Julia Roberts shows her acting chops in "Ben Is Back," the story of a suburban mother who has had more than her share of hellish turbulence due to her 19-year-old son, Ben's drug addiction. Ben's been in treatment for 77 days and, while his family wants to embrace him and welcome him back into their home, the ghosts of Ben's past follow him wherever he goes. And they aren't friendly.
Aactor Lucas Hedges (the 21 year old has been seen in a range of movies this year, Jonah Hill's "mid90s," and "Boy Erased"), stars as Ben. His father is the writer and director of the film, Peter Hedges, and digs deep into how far a parent might go for the love of their child. Roberts as Holly insists on trusting her son, despite warnings from her new husband Neal, played by Courtney B. Vance, who shields the young children he's had with Holly from the turmoil that obviously started ions ago, and that begins again as soon as Ben returns home. He's been granted a 24-hour pass from the rehab, so he must be doing OK, right?
Not even 24 hours after Ben's back in the family fold, things go from bad to worse. And Holly is in the thick of it. She sees a childhood friend of Ben's outside a convenience store. His body is ravaged from drugs and he tells her he'll do anything for his next fix. She's at the hands of another parent's wrath; he's lost his daughter to an overdose and blames Ben, and Holly gets sympathethic, yet shunned looks, shunned by former friends who don't want to associate with her or her druggie kid.
After someone breaks into their home on Christmas, the family dog disappears. As much as Holly doesn't want to admit it, she knows it isn't random, and whoever took the pet has a vendetta against her son.
There have been bad-kid-comes-home and-wreaks-havoc-dramas ad nauseum, cable TV network Lifetime is filled with them, but writer-director Hedges doesn't go for the typical. Instead he makes this the story of a mother who will do anything for her child, no matter what risk, it's also a mother-son bonding story with emotion and a solid story at its core. It's a wonderful vehicle for Roberts to show her grit and skill as a dramatic actress.

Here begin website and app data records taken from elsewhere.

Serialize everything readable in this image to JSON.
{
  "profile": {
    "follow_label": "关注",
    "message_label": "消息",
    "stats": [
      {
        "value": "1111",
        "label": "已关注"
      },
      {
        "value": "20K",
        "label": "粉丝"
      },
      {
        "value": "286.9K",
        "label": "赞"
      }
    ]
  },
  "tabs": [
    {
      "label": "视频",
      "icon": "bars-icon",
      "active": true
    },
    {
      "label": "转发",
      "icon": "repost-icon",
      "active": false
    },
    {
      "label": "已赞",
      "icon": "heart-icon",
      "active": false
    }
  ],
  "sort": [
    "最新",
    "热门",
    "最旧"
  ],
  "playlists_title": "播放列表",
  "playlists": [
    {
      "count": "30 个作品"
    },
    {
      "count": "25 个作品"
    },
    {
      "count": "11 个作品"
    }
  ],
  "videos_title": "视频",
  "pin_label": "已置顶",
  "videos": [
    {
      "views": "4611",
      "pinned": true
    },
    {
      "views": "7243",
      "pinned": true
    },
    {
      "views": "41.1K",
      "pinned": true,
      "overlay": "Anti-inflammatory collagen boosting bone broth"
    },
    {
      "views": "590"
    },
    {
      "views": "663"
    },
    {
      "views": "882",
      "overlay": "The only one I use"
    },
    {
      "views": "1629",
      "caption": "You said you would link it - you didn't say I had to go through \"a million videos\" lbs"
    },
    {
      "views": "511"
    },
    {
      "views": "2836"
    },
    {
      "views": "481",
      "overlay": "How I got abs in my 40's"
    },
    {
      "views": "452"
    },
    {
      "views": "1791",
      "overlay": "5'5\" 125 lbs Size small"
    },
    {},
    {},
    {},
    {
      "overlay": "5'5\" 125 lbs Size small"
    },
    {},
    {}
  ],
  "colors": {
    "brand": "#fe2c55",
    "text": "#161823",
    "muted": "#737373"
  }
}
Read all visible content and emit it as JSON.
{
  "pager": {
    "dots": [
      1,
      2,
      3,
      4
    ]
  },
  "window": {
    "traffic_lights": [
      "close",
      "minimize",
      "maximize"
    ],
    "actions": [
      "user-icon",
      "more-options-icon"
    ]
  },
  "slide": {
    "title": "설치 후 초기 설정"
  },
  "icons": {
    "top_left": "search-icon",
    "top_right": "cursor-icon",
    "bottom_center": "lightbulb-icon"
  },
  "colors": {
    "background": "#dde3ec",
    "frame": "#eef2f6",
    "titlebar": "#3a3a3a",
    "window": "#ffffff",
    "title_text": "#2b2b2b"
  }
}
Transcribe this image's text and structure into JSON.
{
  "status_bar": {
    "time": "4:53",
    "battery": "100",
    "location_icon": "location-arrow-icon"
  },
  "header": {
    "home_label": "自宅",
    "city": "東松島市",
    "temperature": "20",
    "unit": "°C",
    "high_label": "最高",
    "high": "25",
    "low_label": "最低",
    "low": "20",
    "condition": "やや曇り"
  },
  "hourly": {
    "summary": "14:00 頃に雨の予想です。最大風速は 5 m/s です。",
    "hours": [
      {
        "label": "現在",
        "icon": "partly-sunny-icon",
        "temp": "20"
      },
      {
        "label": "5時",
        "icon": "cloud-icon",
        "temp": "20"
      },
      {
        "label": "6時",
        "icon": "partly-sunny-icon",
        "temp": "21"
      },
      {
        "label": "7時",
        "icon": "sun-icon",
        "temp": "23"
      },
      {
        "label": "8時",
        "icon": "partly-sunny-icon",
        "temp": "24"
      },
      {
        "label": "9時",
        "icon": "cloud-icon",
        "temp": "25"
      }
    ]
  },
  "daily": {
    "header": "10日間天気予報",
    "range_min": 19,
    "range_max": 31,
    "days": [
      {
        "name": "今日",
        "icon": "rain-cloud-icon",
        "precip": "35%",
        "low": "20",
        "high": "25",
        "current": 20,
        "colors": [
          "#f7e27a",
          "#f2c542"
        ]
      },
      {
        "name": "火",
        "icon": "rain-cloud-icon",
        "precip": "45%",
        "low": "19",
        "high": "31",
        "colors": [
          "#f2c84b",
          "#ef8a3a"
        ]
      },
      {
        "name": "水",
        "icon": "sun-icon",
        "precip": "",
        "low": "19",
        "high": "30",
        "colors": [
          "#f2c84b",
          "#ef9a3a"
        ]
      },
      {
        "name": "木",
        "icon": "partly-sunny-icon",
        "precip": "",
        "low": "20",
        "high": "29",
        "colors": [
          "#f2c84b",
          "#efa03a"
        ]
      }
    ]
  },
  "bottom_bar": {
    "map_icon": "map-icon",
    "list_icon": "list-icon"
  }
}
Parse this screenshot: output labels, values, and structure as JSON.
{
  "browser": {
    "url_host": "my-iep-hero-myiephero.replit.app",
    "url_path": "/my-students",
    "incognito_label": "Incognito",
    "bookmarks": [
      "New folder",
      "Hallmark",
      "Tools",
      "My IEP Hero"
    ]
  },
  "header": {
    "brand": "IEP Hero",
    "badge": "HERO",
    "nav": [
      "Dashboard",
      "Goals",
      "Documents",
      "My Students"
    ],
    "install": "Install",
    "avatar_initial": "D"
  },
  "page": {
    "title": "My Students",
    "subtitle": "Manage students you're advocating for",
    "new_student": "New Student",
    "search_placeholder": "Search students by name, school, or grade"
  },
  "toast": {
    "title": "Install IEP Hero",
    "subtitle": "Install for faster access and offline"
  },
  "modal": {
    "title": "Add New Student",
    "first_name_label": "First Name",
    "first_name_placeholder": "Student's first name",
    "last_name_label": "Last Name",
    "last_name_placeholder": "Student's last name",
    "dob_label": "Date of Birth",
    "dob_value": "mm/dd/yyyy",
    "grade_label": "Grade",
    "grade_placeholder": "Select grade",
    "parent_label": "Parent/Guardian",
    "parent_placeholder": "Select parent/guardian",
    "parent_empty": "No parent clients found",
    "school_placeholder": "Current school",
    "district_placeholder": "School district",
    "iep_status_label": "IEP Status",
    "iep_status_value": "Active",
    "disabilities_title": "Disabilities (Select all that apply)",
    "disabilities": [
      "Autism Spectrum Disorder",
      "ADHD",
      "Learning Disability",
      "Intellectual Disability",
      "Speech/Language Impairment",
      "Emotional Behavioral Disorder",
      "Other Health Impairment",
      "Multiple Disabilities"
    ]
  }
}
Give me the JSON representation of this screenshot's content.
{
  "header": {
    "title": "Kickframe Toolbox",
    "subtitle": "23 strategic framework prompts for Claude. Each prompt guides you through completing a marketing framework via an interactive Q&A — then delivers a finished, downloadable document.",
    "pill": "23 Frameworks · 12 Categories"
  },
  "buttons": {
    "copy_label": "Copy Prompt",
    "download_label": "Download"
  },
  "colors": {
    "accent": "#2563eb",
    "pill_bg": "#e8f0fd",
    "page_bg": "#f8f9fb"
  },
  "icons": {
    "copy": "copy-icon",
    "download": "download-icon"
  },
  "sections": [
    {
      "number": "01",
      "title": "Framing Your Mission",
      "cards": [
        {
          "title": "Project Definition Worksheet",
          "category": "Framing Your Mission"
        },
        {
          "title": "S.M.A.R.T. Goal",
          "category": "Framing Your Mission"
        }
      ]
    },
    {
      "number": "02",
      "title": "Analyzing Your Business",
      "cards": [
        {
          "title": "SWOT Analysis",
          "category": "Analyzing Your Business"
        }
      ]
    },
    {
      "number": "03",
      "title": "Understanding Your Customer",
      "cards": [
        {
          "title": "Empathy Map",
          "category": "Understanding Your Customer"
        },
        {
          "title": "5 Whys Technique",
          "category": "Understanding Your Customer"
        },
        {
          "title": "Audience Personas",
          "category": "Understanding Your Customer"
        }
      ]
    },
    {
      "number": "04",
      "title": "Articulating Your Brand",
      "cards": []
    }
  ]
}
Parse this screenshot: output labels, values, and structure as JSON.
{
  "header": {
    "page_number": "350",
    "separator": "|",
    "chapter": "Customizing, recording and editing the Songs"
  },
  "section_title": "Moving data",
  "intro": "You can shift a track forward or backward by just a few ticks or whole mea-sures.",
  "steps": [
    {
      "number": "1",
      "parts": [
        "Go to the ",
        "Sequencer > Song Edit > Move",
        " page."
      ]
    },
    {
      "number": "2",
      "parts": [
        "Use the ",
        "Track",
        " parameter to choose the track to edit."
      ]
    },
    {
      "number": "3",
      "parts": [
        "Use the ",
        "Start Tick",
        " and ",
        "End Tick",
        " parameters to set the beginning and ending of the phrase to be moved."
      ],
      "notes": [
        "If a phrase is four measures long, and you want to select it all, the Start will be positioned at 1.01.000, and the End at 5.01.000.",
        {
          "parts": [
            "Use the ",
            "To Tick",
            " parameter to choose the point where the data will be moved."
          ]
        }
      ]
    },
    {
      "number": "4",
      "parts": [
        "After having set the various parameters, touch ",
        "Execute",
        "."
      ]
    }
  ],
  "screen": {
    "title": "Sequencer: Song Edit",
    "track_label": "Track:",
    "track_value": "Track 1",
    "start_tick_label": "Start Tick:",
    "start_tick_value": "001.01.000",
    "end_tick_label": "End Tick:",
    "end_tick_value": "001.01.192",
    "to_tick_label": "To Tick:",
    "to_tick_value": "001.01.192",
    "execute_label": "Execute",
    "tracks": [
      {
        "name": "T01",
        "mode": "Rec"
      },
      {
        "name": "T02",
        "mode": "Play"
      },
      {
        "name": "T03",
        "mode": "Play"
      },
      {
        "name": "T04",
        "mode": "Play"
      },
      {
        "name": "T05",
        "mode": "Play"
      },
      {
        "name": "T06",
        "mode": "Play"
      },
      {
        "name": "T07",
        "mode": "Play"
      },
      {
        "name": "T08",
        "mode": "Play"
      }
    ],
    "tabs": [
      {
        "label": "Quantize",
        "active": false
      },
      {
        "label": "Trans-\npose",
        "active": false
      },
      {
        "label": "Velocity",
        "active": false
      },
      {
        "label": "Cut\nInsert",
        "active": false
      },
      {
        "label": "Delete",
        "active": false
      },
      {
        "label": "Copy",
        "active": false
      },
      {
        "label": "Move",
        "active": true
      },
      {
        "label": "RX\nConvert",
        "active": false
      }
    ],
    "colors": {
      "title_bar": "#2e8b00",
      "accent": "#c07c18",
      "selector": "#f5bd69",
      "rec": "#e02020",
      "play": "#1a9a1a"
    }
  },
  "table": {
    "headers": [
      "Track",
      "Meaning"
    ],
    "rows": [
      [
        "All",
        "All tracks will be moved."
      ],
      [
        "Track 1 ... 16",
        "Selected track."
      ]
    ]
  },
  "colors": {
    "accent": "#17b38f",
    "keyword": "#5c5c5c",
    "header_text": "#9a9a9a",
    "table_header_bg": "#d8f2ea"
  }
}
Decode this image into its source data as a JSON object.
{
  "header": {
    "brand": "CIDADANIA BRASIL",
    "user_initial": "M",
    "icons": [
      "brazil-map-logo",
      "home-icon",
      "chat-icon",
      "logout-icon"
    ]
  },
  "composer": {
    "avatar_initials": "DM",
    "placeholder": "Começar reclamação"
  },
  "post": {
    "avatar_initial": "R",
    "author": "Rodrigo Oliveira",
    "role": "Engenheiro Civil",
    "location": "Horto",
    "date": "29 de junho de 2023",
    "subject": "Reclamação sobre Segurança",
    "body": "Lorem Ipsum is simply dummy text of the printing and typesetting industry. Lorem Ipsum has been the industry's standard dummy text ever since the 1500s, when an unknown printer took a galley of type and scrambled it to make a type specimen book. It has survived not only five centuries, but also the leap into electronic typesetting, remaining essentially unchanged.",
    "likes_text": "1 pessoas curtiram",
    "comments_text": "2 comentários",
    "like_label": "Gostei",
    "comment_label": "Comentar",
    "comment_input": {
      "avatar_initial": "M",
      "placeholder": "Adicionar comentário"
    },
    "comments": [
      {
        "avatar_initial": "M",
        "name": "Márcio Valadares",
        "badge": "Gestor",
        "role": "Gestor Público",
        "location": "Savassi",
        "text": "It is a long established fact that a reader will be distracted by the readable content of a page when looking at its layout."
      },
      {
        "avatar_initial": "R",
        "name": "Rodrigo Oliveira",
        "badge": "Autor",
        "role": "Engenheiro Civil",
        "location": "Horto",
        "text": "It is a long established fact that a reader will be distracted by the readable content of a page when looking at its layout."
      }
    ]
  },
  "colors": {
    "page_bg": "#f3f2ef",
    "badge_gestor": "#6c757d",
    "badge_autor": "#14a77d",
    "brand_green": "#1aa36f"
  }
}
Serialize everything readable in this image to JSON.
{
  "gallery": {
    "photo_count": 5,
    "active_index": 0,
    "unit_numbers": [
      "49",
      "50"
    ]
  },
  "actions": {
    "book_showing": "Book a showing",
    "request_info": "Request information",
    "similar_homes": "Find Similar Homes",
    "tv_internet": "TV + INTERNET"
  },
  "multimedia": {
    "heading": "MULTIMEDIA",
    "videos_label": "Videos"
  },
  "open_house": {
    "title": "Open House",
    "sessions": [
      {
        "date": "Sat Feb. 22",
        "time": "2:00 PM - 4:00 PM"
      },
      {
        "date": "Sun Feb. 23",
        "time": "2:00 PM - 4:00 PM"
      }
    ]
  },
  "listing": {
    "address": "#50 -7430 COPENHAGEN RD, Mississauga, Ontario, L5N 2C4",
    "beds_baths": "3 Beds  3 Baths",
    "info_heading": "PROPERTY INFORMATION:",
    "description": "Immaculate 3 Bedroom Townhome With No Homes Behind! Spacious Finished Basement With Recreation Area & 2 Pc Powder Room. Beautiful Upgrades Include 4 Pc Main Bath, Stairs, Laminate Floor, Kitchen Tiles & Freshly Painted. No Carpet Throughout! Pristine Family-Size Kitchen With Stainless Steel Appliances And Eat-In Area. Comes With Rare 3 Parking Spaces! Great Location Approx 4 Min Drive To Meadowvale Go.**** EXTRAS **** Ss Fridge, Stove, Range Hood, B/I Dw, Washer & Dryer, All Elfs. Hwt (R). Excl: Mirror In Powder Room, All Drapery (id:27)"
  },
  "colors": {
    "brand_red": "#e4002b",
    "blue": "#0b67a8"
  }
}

This is a role she can sink her heart, soul and teeth into, and she does, and brings you along with her, and she delivers one of the rawest performances of her career. There's no "Pretty Woman" giggle here, or the affectation she's brought to some other dramatic roles. Director Hedges creates a cold, Christmas setting, and while the family home looks like something out of a Hallmark card, there's a starkness in the neighborhood, too, and a built-in isolation, which grows more for the suburban mom as she discovers the seedy underbelly that lurks around the corner, and, of which her son was a part of. You can read between the lines, her asking herself those parental questions: "Why didn't I know? What did I do wrong? What could I have done to stop it?"
Too bad the other characters besides Holly and Ben are so thinly drawn. Little attention is paid to its other characters, except for them being window dressing or a vehicle to help move the storyline. Vance's Neal is pitifully one dimensional, he's either angry or on the other end of the telephone pleading for his wife to come home. Ben's sister Ivy (Kathryn Newton) is much in the same situation throughout the movie. The seedy drug dealer, the angry parent, the couple's two small children, the girl who tries to pick up Ben at a twelve step meeting, all inconsequential especially up against the depth of the two main characters.
But none of that matters when Hedges and Roberts are on screen together. You believe that Ben wants to make things right for his mom, it's just his addiction is bigger than both of them. And, Roberts's Holly, is willing to go against every odd for her son, putting her own life and that of her family's as risk.
And, to the credit of this film, it's never a preachy disease of the week crisis movie, but, instead focuses on a microcosm that reflects the big picture. It may not be warm and fuzzy for the holidays, but it is a depiction of real life. And Roberts is this movie's biggest gift.